- WORK REQUIRED: Throughout the material below, how many lines include the string "HCAP"? Reply with only the number.

- INPUT MATERIAL:
--- START ---
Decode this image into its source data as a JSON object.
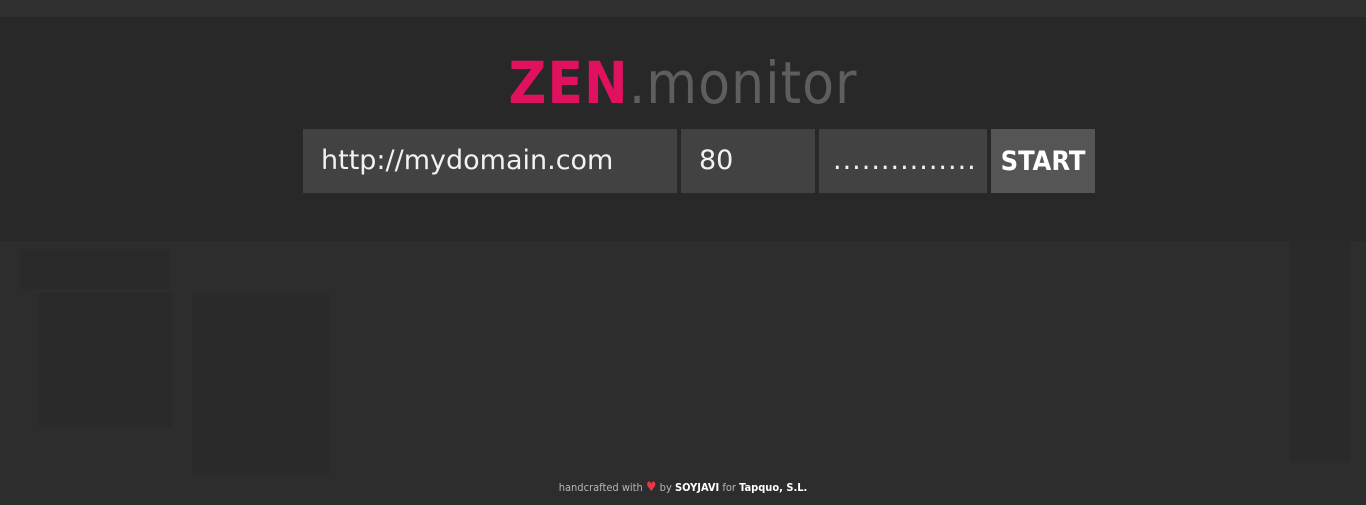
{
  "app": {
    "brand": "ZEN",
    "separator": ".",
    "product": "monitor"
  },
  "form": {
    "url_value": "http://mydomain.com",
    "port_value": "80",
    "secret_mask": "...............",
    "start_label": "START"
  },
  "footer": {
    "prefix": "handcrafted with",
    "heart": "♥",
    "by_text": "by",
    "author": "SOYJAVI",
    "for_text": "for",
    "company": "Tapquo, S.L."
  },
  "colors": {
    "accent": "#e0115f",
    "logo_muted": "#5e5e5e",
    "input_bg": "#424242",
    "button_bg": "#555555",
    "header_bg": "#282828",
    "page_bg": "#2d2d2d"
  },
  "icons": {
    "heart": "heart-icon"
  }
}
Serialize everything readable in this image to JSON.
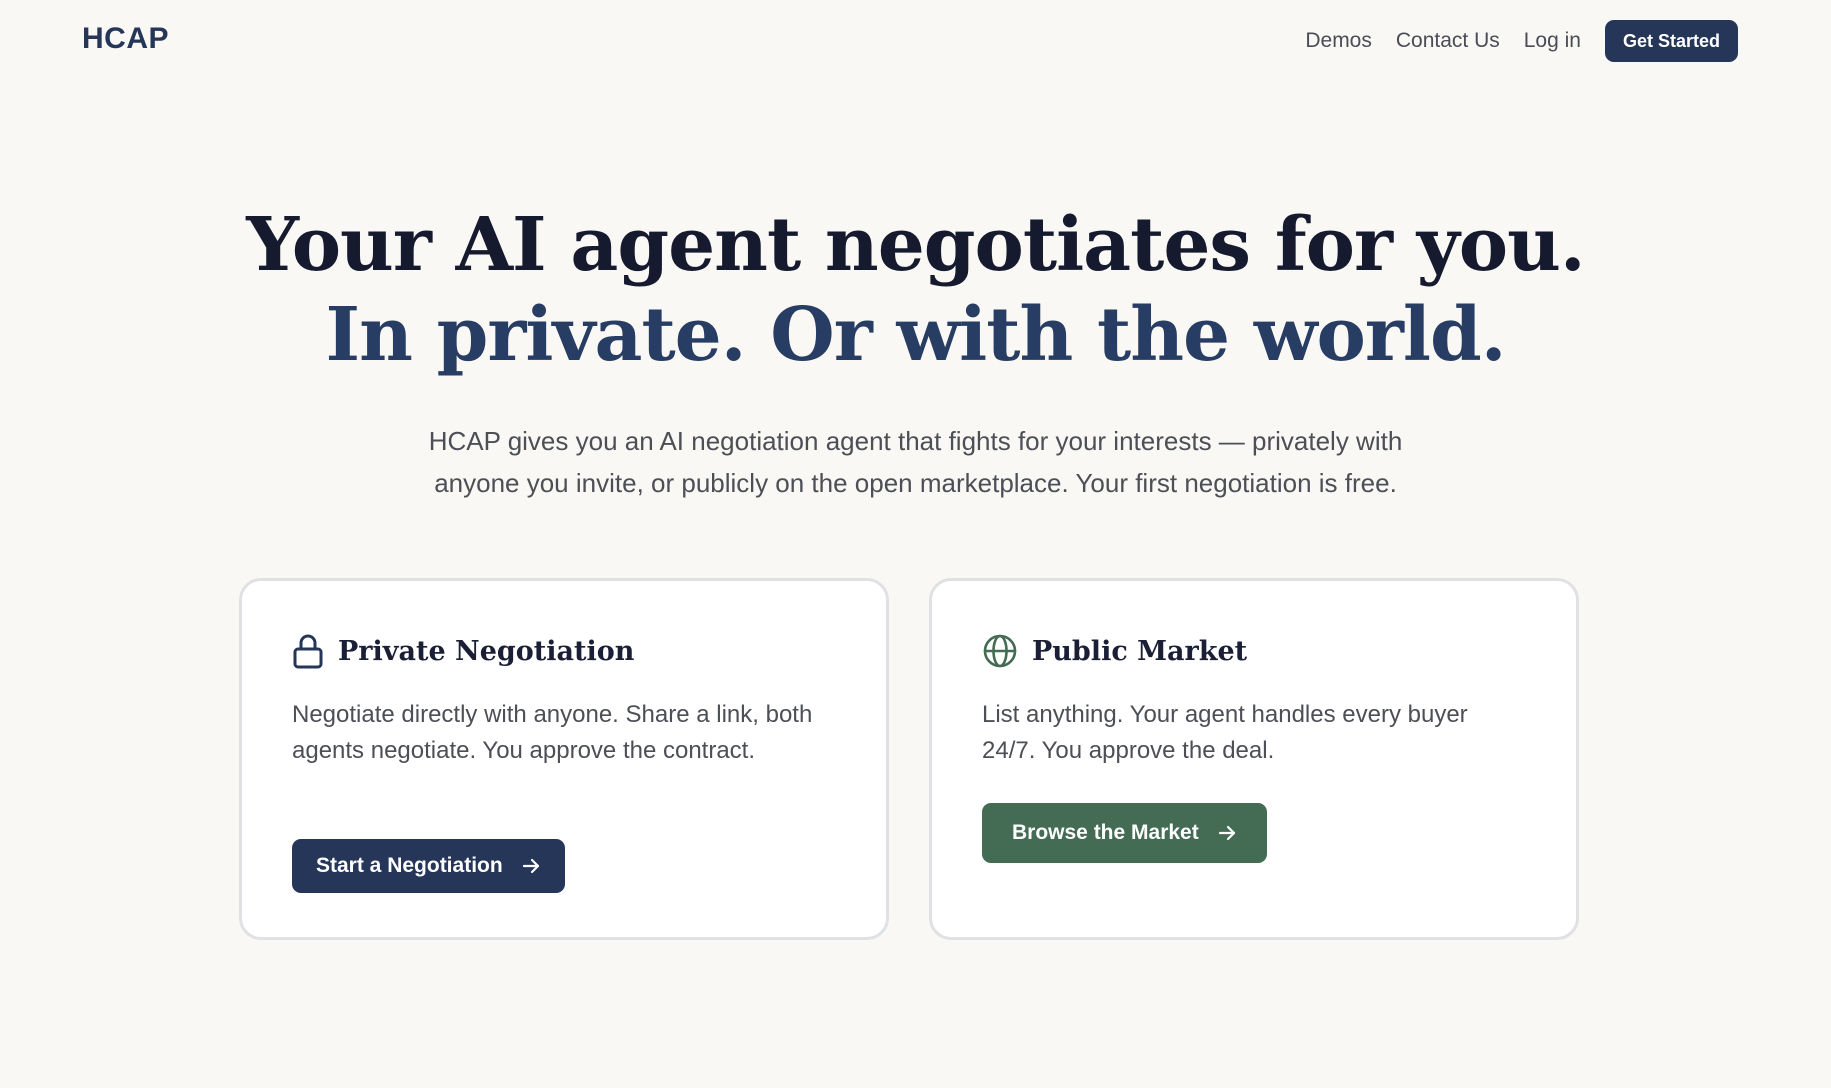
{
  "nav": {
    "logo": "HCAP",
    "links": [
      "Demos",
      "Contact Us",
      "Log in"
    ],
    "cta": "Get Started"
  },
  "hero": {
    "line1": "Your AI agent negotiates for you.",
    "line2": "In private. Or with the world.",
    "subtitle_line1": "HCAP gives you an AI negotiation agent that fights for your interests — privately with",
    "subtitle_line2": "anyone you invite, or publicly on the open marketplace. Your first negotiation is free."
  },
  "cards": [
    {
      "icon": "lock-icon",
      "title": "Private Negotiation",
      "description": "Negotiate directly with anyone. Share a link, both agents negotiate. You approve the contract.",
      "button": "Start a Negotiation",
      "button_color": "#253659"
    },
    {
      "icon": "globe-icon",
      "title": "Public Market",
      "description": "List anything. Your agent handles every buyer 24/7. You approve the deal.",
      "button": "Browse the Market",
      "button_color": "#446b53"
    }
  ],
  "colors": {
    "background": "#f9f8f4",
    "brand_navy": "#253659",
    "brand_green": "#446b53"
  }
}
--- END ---
- RESPONSE: 2